Despite California’s deep economic wounds, Governor Jerry Brown (D) last month signed a bill (SB 2X) that increased the state’s already ambitious renewables portfolio standard (RPS) goal from 20% to 33% by 2020. Together with the state’s Global Warming Solutions Act of 2006, which requires caps on greenhouse gas emissions starting next year, the new law will push up the price of electricity and further delay the Golden State’s economic recovery by permanently driving away irreplaceable businesses and manufacturing jobs.
Last October, 24/7 Wall St., a financial news and opinion electronic newsletter, ranked the best- and worst-managed states in America. The best-run state was Wyoming, which received high marks in just about every evaluation category. Wyoming is also the least-populous state, perhaps hinting at one reason for its success.
The worst state on the 24/7 Wall St. list was Kentucky, barely edging out California for last-in-class honors. “While it does not quite rank as the worst state on our list, California stands out as being among the most poorly governed,” the authors wrote. “The most populous state in the union has been mired in debt and political unrest for nearly a decade. It bears the unique honor of being the only state considered economically unstable enough to have its debts, at a record $341 billion, rated at an A- by S&P.”

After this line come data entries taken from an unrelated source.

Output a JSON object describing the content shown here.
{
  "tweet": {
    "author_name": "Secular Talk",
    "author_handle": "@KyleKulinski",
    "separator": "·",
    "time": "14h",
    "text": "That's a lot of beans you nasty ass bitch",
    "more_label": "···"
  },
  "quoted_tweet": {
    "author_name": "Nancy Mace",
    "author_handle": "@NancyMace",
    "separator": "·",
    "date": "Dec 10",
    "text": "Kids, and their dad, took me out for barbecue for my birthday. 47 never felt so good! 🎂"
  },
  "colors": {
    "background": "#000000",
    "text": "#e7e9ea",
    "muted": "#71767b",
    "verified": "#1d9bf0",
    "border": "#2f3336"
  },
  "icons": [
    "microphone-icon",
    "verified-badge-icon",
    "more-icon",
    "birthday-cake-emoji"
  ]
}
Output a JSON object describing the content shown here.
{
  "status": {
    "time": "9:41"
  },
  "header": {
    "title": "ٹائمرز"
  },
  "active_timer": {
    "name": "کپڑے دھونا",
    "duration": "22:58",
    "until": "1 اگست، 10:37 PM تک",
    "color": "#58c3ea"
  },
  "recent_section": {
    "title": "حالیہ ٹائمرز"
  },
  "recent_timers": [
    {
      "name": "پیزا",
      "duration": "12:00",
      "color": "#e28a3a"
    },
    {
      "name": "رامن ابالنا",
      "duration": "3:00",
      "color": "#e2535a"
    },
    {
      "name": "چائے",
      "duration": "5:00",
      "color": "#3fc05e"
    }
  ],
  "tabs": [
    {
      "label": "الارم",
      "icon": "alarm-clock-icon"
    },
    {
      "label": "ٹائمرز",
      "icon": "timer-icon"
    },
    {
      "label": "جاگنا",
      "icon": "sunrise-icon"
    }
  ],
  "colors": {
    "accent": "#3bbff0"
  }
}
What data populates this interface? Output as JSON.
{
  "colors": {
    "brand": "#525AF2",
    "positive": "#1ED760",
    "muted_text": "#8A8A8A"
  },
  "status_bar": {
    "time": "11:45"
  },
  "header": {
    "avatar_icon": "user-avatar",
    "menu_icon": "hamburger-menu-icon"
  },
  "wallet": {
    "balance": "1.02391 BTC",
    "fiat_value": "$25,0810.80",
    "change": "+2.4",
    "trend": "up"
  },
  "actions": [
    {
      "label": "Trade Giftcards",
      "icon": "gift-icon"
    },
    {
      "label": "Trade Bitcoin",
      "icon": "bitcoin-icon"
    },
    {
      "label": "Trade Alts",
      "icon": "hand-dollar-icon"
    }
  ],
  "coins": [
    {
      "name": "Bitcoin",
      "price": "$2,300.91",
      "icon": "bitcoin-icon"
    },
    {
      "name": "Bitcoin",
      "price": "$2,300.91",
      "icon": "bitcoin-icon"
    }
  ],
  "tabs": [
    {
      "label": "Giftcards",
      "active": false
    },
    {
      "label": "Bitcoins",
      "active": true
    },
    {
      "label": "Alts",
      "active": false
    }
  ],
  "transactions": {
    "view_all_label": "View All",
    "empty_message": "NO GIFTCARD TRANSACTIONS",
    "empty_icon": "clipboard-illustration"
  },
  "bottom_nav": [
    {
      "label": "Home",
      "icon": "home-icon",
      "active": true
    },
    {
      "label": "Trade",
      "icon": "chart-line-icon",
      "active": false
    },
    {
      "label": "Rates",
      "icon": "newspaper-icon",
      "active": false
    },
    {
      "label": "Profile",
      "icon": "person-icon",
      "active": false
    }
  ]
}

This year, without the $3.5 billion in federal stimulus funds to cover their losses, California legislators may finally be forced to pragmatically deal with a $19 billion budget deficit, on top of a 2010–11 carryover deficit of $6.1 billion.
A low opinion of California’s business climate is not limited to 24/7 Wall St. In its 2010 annual survey of the best and worst states for business, Chief Executive magazine gave its “booby prize” for worst state to California for the second year in a row. The global consulting firm Bain & Co. found that “California is far worse [for business] than any other state by a very significant margin.” Development Counselors International (specialists in business relocations) surveyed corporate executives in March 2011 and found that 72% responded that California has the “worst business climate” in the entire U.S. The Tax Foundation lists California as 49th in its 2011 State Business Tax Climate Index. And, according to Equifax, the four metropolitan areas with the greatest number of small-business bankruptcies (up 10% in 2010 alone) were located in California.
The direct result of a decade of anti-business practices has been permanent loss of good-paying middle-class jobs. For example, California has lost 640,000 factory jobs (34% of its manufacturing base) and 1.5 million residents over the past decade, while Texas gained more than 800,000 residents and added close to 800,000 jobs to its economy, according to the Bureau of Labor Statistics. California’s unemployment rate today hovers around 12.3% (Texas sits at 8.1%) with a cost of living 33% higher than the national average. It’s not difficult to pinpoint why so many businesses have pulled up stakes and relocated: an anti-business climate, the very high cost of doing business, and very high business and personal income taxes.
Another equally important factor that is pushing manufacturing jobs out of California is the rising cost of electricity, caused by the state’s ill-conceived energy policies.
Policies Push Up Prices
The two key energy policies, among many, that are rapidly pushing up the cost of electricity are the California Global Warming Solutions Act (AB32) and the state’s newly hiked RPS.
That AB32 is a jobs killer is not in dispute. Even one of the California Air Resources Board (CARB) scenarios predicts up to 320,000 additional job losses when the bill is fully implemented. A study by Charles River Associates, using CARB data, predicted a drop in household income of $1,175 as the best possible result of AB32. A report by Varshney & Associates concluded that the cost for every household will be “9% of its after tax annual income ($3,857) on AB32 related regulatory costs.” The California Small Business Roundtable predicts 1.1 million job losses caused by a fully implemented AB32, about 6% of the state’s current workforce.
Together, AB32 and the new RPS have trifling environmental value, in my view, but do increase upward pressure on the cost of electricity, further eroding the economic competitiveness of the world’s eighth-largest economy. Governor Brown said that he believed the state could get 40% of its electricity from renewables “at reasonable cost” in the near future. Today, electricity costs are so “reasonable” that Pacific Gas and Electric Co.’s top tier residential rates exceed $0.40/kWh, and additional rate increases are on the horizon.
Prices Push Out Jobs
California remains an energetic center of technological innovation, but its energy policies are causing businesses and middle-class manufacturing jobs to be exported at an irreplaceable rate. Also seemingly overlooked by the state’s political leadership is that once these jobs leave the state, the losses are permanent.
In the Middle Ages, alchemists searched for the secret of transmuting lead into gold. Today, California’s economy-killing energy policies have achieved the impossible—converting gold into lead.
— Dr. Robert Peltier, PE is POWER’s editor-in-chief.